The vast majority of credit unions reject the Republicans’ plan to privatize Fannie Mae and Freddie Mac and insist that the government retain a role in the secondary mortgage market, according to a new survey by the National Association of Federal Credit Unions (NAFCU).
NAFCU’s monthly Economic & CU Issues Monitor found almost all credit unions that are offering mortgages, 88.7%, use the secondary market, and 88.9% plan to do so going forward. And 84% of credit unions oppose the full privatization of Fannie and Freddie without a government guarantee, as GOP lawmakers are proposing as part of reform of the government sponsored enterprises.
“Credit unions see the GSEs as important components to their mortgage lending programs,” said Tun Wai, chief economist for NAFCU, of the new survey.
Republican leaders in the House have proposed a number of bills that would phase out Fannie and Freddie, and the government’s role in the secondary market, with the aim of bringing private capital back into the market. Since the collapse of the mortgage market and the abandonment of private label mortgage-backed securities, an estimated 95% of all single family homes are financed with government help, either through Fannie, Freddie or one of the other GSEs.
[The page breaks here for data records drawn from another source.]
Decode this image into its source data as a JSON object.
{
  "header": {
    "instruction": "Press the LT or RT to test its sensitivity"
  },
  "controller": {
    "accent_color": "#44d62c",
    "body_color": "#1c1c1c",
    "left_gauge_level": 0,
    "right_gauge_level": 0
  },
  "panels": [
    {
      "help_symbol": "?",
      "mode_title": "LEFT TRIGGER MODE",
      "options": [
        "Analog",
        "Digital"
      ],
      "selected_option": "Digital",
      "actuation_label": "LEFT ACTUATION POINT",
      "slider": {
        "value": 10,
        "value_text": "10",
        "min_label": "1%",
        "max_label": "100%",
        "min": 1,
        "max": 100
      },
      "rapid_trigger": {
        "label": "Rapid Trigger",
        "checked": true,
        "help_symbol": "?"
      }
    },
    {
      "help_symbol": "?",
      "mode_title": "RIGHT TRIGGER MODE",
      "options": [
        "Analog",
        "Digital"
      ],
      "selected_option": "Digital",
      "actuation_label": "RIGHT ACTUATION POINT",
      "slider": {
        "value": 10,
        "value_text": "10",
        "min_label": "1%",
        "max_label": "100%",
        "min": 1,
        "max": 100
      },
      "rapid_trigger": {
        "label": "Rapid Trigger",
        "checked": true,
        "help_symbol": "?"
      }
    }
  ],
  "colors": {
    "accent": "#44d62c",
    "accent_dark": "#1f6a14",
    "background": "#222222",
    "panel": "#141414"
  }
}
Almost half the NAFCU survey’s respondents (46%) said they would be willing to pay a fee in order to keep the government guarantee provided by Fannie and Freddie.
The survey also found broad opposition to pending risk retention proposals that would require all borrowers whose loans are sold to Fannie or Freddie make a down payment of at least 20%.
NAFCU fund that 69.2% of respondents said it would be a problem if the 20% requirement is enacted. About two-thirds of credit unions said this would not help their credit unions.